In a collaborative relationship such as the one we have established and described, the school and its students and faculty obviously benefit when firms share their considerable knowledge and accumulated expertise. Architectural firms likewise benefit from the relationship, because schools of architecture have the resources to undertake exploratory inquiries—such as exploring new building types or undertaking huge projects like the “SURGE” hospitals (for surges of patients and mass casualties in disaster situations, completed in cooperation with the U.S. Department of Homeland Security)—that firms aren't able to undertake on their own. And because students come to Texas A&M University from all over the world, they bring new ideas and thinking from their cultures that enhance both the school and, subsequently, the architectural firms they later join.
We believe we are reinventing how architecture can be taught within a very dynamic and synergistic context, i.e., the practice-based research and design studio. This advanced research and design model has elevated the academic level of design studio pedagogy and has raised the practice of architecture to a new level. It has resulted in national and international recognition of both Texas A&M University and firms like HKS Architects as leaders in Architecture for Health. We welcome new joint challenges and new relationships in the future. HD

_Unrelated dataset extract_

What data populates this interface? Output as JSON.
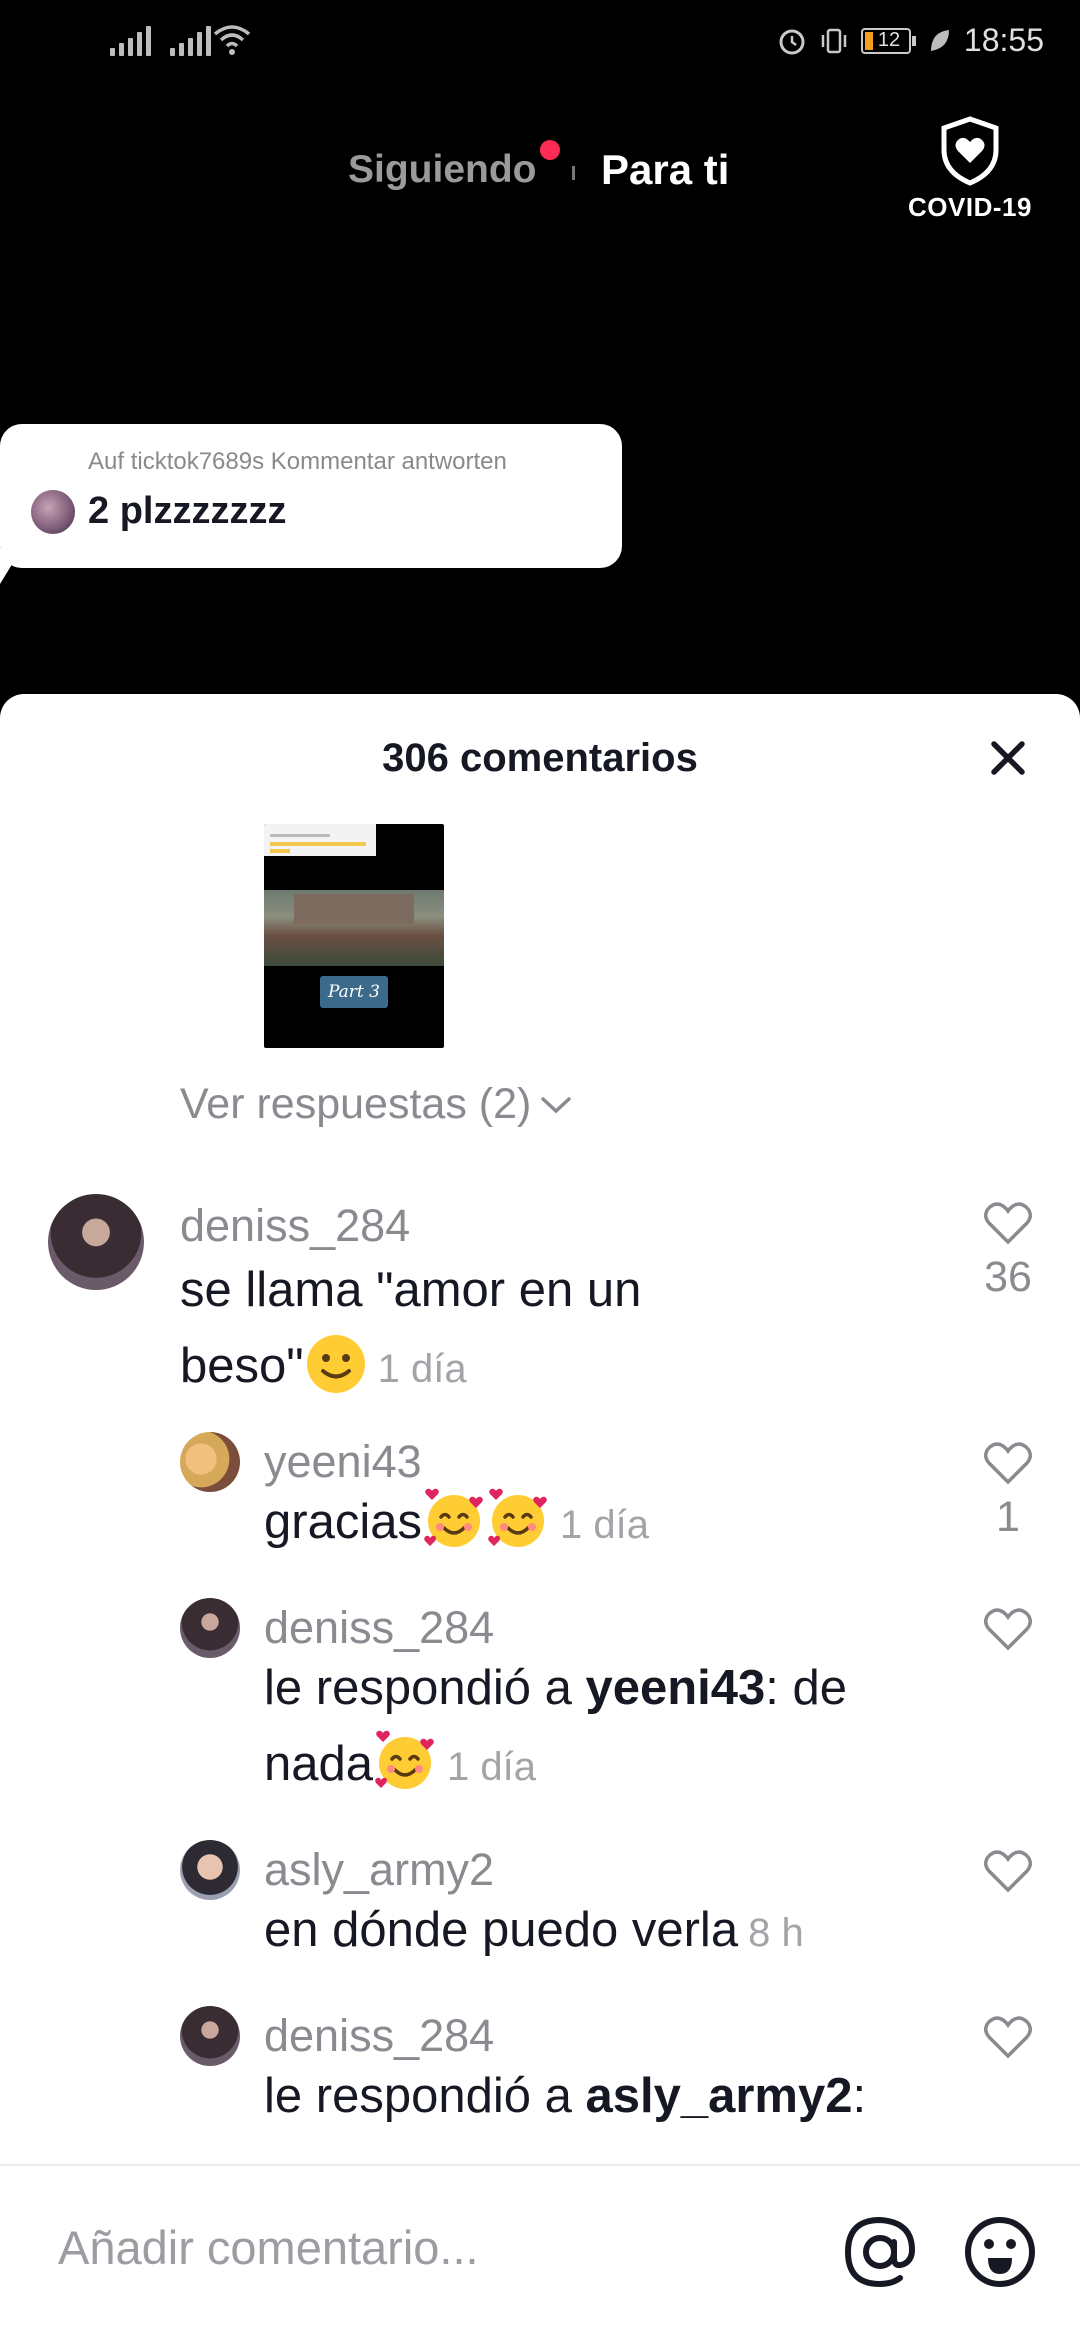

HKS/Texas A&M Collaborations
Selected projects that HKS Architects, Inc., and the Texas A&M College of Architecture have collaborated on include:
American Mission Hospital, Bahrain
Children's Medical Center of Dallas
Children's Memorial Medical Center, Chicago
E.F. and Bertha Kruse Memorial Lutheran Village, Brenham, Texas
EROne Project at Washington Hospital Center, Washington, D.C.
Hebrew Rehabilitation Center for the Aged, Boston, with Perkins Eastman, Chan Krieger & Associates, and Geller DeVellis, Inc.
M.D. Anderson Cancer Center, Houston
Methodist Rehabilitation Center, Flowood, Mississippi
MUHC-McGill University Health Centre, Montreal
Presbyterian Garland Center for Diagnostics and Surgery—a proposed new short-stay hospital and medical office building, for Cambridge Holdings and Presbyterian Healthcare System, Texas Health Resources, Garland, Texas
Presbyterian Healthcare System, Dallas
Presbyterian Healthcare System—prototype medical office building and ambulatory care center, Coppell, Texas
Texas Scottish Rite Hospital for Children
In addition, since 1967 we have mentored 19 AIA/AHA Fellowship awardees researching various topics encompassing emerging new issues related to Architecture for Health.
George J. Mann and Ronald L. Skaggs